=== Exercise ===
The result should be every line in the data below that carries the string "icon".

=== Dataset entries ===
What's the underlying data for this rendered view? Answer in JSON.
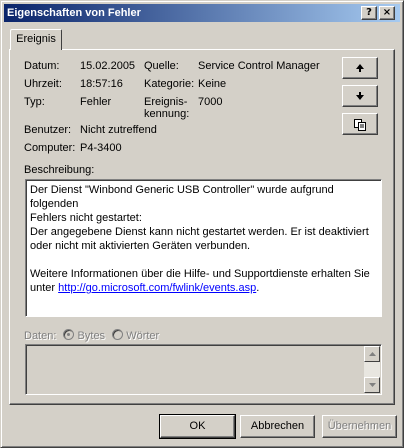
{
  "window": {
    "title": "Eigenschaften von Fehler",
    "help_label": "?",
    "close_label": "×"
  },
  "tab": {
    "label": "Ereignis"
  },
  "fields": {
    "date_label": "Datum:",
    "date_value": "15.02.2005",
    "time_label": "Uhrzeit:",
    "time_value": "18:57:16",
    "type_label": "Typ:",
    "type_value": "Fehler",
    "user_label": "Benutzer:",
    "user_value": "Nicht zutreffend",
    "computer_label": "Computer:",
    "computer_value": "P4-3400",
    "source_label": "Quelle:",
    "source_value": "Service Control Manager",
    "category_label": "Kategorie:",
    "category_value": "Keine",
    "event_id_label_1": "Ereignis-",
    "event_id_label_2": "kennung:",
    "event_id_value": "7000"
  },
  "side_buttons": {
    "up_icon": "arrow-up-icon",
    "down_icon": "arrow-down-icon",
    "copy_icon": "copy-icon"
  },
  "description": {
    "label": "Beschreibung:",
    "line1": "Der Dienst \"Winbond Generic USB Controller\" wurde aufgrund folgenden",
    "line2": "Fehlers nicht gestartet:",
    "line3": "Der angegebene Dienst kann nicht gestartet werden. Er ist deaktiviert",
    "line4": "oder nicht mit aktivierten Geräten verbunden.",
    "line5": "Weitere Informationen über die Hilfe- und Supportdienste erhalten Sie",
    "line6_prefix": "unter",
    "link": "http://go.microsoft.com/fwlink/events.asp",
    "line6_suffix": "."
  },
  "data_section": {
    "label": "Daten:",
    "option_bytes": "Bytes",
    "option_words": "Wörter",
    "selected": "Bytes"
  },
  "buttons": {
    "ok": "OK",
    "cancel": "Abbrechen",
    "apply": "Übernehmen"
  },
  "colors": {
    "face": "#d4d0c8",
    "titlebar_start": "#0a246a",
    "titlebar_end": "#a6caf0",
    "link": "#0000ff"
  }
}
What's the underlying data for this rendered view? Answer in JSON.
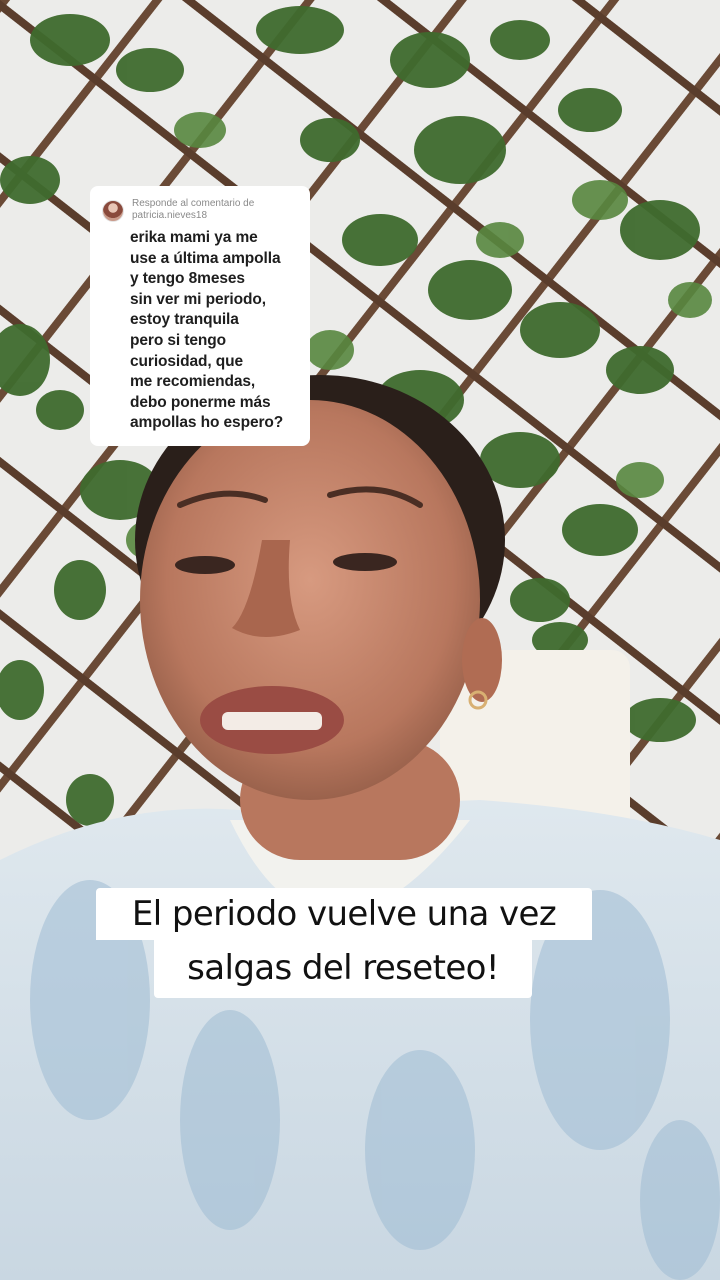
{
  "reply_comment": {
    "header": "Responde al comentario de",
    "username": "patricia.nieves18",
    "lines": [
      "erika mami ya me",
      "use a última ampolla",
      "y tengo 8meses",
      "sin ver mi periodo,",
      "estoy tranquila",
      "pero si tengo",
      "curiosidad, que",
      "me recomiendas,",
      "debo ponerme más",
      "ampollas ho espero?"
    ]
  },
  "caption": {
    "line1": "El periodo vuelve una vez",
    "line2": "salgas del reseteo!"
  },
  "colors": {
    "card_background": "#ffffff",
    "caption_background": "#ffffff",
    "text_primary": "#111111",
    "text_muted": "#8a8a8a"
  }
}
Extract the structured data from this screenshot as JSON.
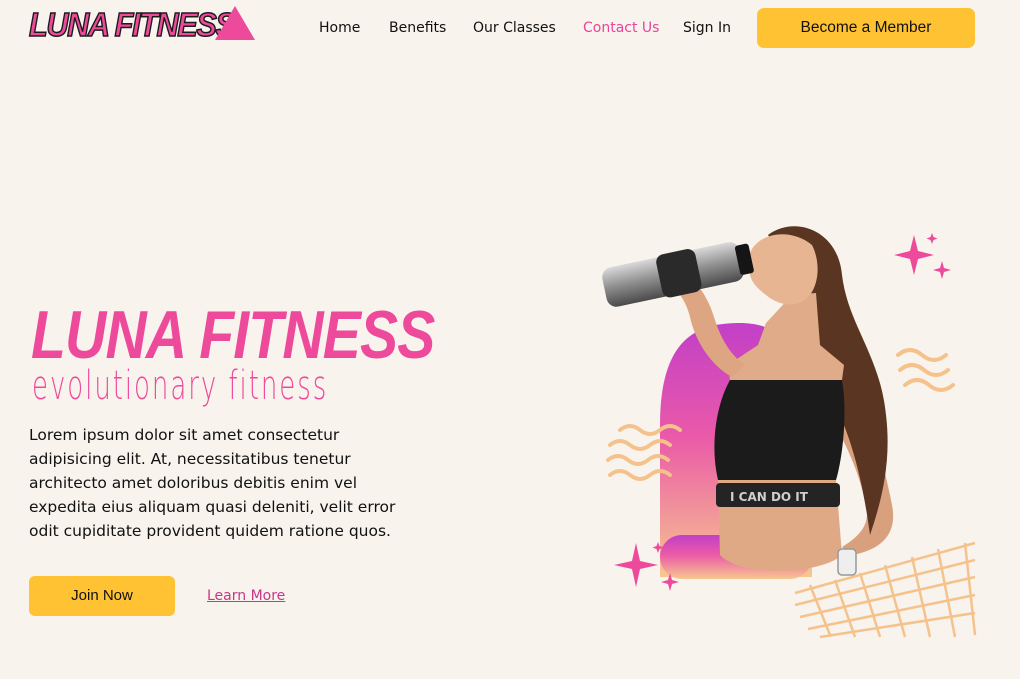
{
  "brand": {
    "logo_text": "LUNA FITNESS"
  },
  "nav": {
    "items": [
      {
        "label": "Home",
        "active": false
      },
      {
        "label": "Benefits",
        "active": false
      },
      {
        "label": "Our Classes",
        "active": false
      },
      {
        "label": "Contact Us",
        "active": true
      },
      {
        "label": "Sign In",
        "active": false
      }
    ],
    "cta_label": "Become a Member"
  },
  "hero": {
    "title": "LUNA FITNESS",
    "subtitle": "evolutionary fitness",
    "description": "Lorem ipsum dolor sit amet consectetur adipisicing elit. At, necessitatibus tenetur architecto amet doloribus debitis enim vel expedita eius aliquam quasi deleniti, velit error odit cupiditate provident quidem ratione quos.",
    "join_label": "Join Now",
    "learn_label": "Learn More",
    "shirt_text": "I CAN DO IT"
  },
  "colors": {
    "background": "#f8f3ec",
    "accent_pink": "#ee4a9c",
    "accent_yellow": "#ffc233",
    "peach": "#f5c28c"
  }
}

=== Final answer ===
    "up_icon": "arrow-up-icon",
    "down_icon": "arrow-down-icon",
    "copy_icon": "copy-icon"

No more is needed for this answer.